The horizontal mastopexy goes by many names, including the “Horndesky Method” and “Ultimate Lift.” This technique enables surgeons to create a new position for the nipple without leaving a vertical scar from the areola to the breast crease. Instead, a horizontal incision is made across the entire breast above the areola, and the surgeon excises the skin below it while preserving the nipple.
Aging brings on a general redistribution of body fat, especially around the middle. For women, childbirth can leave behind a roll of stubborn and unsightly belly fat. And, of course, genetics count for a lot, too. But when it comes to liposuction, not all fat is created equal. Fat that’s resistant to diet and exercise is usually subcutaneous fat, which lies beneath the skin and on top of the abdominal muscle wall. The good news is that’s what liposuction is intended to remove. Liposuction can remove pockets of flab, recontour your middle and improve your shape.

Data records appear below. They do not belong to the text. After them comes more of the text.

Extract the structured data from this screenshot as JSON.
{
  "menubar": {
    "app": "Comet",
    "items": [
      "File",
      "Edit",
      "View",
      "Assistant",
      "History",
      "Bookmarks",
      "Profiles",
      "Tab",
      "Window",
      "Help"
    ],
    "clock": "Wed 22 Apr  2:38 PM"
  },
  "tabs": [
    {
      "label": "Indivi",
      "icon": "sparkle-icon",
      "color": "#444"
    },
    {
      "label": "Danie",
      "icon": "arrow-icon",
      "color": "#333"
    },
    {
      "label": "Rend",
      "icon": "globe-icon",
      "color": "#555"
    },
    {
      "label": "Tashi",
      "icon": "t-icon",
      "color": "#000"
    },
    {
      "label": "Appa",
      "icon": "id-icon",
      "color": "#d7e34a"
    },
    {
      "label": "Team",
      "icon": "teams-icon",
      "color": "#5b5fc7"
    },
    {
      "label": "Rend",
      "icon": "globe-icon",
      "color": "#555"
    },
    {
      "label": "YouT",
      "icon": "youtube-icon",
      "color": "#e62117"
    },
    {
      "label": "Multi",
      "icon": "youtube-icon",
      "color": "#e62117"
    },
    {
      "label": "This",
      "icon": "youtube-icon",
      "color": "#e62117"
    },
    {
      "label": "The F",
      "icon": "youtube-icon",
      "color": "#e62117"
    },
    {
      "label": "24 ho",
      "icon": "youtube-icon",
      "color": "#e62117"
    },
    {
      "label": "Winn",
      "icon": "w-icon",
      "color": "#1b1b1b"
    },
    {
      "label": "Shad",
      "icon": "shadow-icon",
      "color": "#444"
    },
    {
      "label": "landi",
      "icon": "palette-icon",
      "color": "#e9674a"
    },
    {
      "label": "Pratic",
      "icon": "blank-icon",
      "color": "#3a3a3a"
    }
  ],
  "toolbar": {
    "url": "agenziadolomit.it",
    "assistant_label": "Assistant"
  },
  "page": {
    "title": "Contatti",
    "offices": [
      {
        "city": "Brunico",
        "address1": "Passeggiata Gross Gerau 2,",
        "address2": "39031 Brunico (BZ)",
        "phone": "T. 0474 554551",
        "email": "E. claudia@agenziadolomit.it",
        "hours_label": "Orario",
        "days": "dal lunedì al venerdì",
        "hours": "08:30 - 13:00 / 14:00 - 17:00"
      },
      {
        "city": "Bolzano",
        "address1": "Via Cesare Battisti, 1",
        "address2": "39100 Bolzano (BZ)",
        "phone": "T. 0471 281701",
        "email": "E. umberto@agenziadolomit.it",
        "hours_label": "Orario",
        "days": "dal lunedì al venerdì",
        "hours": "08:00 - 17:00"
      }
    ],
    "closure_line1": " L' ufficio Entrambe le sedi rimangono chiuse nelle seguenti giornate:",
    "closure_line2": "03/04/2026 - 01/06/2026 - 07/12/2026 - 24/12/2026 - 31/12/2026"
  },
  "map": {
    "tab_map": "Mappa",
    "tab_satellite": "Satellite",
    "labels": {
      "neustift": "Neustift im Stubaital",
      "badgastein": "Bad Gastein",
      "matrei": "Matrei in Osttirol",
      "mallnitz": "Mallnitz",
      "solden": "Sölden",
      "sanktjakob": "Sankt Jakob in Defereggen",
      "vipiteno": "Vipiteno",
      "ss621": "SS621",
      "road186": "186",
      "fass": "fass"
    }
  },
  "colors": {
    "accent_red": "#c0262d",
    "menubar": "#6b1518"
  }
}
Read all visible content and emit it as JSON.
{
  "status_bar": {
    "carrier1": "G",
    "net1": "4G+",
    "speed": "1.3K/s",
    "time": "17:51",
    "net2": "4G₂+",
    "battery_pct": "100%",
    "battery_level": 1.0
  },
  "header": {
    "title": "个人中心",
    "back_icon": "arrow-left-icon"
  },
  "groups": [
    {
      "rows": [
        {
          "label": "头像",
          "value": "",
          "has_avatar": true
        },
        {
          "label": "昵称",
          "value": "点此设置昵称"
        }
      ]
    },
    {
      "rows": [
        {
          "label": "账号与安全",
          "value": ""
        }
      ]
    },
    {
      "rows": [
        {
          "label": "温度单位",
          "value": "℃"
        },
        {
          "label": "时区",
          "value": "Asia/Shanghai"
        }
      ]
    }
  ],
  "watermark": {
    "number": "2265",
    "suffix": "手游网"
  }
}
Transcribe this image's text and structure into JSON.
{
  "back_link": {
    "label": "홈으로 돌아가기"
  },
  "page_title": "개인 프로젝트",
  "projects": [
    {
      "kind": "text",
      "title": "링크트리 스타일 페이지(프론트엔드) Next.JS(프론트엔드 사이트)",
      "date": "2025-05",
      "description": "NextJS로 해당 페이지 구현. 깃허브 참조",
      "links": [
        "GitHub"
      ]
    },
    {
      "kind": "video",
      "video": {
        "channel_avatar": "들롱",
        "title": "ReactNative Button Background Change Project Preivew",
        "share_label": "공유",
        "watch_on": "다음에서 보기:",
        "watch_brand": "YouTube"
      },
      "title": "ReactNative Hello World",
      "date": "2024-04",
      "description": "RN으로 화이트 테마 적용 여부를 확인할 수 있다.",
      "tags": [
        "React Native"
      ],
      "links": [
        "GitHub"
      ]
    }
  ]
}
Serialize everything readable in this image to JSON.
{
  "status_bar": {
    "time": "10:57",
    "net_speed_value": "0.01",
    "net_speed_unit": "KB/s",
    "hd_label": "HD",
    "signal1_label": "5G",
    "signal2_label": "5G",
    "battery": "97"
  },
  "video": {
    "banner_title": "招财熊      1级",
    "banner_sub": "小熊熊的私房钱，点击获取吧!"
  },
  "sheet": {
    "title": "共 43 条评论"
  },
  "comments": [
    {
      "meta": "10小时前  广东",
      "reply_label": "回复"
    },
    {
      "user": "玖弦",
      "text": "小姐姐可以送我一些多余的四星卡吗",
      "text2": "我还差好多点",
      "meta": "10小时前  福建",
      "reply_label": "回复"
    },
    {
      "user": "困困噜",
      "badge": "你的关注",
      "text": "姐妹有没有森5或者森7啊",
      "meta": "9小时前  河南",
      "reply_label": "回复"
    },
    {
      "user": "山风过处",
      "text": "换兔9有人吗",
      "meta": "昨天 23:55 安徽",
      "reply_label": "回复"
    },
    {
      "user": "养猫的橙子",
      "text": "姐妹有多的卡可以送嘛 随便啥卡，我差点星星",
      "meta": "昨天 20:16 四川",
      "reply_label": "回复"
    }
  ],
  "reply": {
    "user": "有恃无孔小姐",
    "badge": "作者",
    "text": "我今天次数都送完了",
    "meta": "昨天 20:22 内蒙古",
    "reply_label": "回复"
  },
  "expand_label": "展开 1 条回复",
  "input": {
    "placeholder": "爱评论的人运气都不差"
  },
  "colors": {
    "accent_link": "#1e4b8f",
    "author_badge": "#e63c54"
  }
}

You may notice an improved body contour immediately (for instance, if you have your saddlebags suctioned), but your results will be disguised initially by swelling. Swelling should improve dramatically after six weeks and continue to go down over the next six months. If you think you’ll need more lipo to get the result you want, wait at least six months for the swelling to subside, then evaluate the situation with your surgeon. Just keep in mind that you’ll continue healing and seeing better results for up to a year.
Gaining in popularity is something called the vertical lift, which involves a scar around the areola and then straight down the breast, eliminating the underneath scar. Proponents think that the shape is good, that the breast maintains a lot of projection over time without bottoming out, and that the underneath scar is avoided. I believe that many of these breasts look overly projecting to my taste, and that bottoming out can be minimized with the inverted T style pattern. I also feel that the underneath scar is rarely seen, and that the scars that are seen - around the areola and going straight down, seem relatively more visible with this technique since it requires some bunching up of the skin during closure. Understand that some of the best surgeons in the world argue with one another about this issue at meetings all the time!
×